4. Unload your back
Avoid any activity that adds extra weight to your spine, for every pound you carry, it puts 10 pounds of pressure on the spine. So if you are carting around a 5 pound purse, that is 50 extra pounds of pressure on your discs/joints. Same goes for that extra weight you put on, or lifting groceries. If you are in pain, try to minimize the amount of weight you lift.
5. See a really good physical therapist
Not all physical therapists are created equal, just like there are good and bad doctors, same goes for any profession. If you have tried physical therapy in the past and it didn’t work, try again. To find a PT near you that is certified in the treatment of neck and back pain go to McKenzie Institute.
A good PT will have modalities and exercise to help you eliminate your pain. Foam rollers, mechanical traction, self mobilization tools and things like the Lightforce Class IV cold laser can make the difference in return to function vs. permanent disability.

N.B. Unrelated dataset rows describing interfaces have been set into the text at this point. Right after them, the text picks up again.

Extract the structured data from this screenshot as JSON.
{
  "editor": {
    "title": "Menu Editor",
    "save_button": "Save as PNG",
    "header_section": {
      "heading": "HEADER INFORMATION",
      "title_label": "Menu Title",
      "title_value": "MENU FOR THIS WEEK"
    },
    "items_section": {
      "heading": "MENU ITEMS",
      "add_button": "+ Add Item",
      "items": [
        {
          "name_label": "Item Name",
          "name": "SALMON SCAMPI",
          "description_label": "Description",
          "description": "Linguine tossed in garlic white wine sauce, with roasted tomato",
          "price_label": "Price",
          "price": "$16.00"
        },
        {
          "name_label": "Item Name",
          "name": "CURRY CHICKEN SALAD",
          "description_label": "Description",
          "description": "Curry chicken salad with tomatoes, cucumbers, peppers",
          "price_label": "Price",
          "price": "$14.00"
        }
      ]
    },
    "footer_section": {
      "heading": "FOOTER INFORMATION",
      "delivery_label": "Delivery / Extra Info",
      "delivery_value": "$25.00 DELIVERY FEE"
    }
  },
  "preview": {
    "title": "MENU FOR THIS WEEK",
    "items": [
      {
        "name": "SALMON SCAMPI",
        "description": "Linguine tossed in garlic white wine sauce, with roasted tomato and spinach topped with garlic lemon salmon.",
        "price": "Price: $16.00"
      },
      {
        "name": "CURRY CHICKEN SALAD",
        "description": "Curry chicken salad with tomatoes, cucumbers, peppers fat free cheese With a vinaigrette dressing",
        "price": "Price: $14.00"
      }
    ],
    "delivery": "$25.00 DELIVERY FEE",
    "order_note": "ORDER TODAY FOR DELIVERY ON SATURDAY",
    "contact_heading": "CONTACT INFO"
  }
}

Again, there are cases where surgery is necessary to save body function. You should always consult with your doctor and listen to his/her advice. But, knowledge is power. And the more you know about your possible options, the better you will be about making critical health care decisions.
If you or a loved one has had a three level fusion surgery and suffered loss of vision, malignant hypotension, paralysis, peripheral nerve damage, stroke, permanent pain, loss of voice, infection, loss of bowel and bladder function, loss of sexual function, contact us IMMEDIATELY.